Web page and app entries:
● ● ●
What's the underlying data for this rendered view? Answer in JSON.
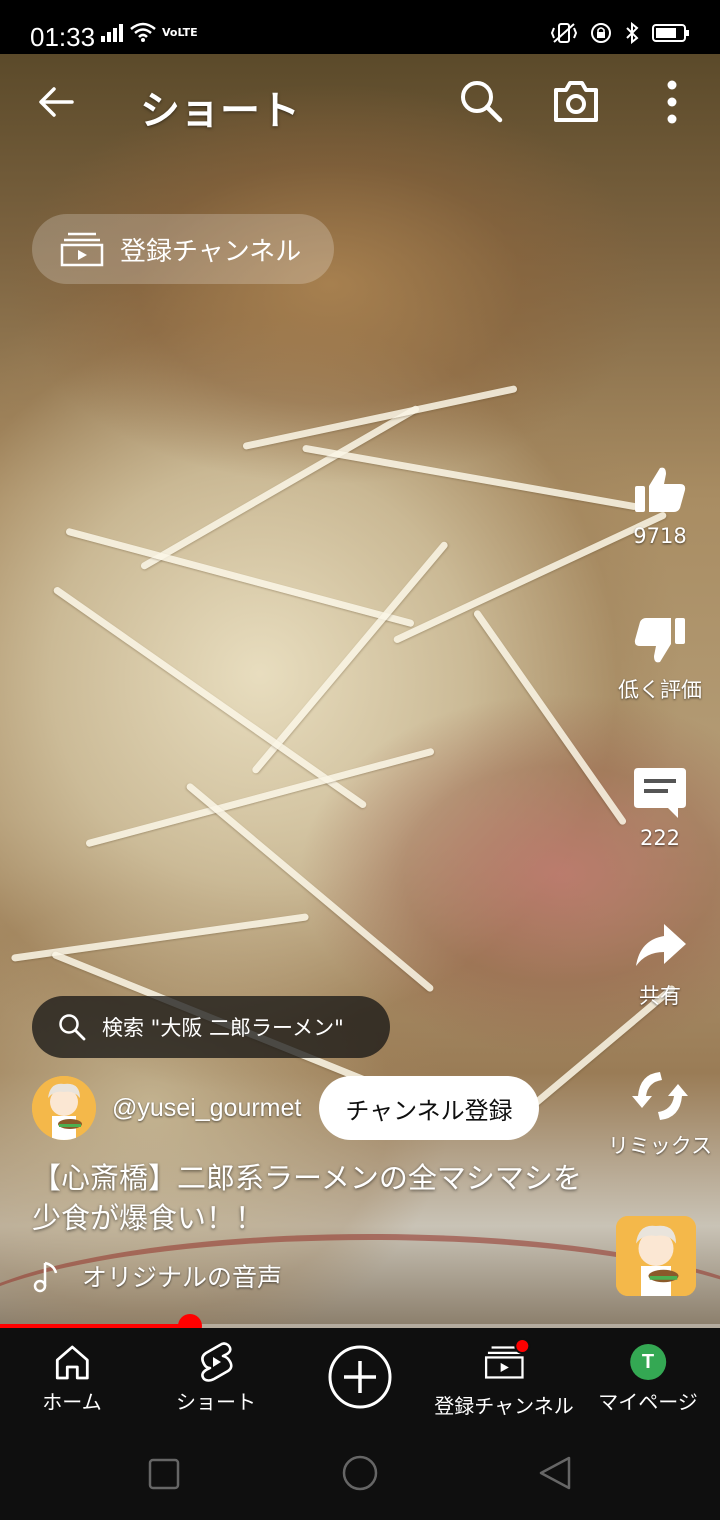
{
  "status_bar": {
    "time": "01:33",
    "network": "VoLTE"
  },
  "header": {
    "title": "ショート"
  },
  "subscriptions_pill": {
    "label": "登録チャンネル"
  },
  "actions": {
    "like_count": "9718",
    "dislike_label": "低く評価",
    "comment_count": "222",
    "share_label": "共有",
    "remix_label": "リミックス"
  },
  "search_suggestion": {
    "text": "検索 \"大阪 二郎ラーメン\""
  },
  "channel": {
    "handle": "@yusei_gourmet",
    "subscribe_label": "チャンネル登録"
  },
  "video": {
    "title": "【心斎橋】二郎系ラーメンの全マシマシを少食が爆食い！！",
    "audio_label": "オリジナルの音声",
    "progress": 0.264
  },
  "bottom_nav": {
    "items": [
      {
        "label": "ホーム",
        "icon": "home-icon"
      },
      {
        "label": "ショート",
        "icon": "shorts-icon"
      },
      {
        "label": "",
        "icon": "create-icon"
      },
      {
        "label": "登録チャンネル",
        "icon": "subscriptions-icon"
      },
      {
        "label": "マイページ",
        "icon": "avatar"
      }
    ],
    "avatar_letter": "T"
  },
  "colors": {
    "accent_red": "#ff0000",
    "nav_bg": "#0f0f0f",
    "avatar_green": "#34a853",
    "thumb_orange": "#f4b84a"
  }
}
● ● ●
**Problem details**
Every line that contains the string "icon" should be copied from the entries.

**Answer area**
        "icon": "home-icon"
        "icon": "shorts-icon"
        "icon": "create-icon"
        "icon": "subscriptions-icon"
        "icon": "avatar"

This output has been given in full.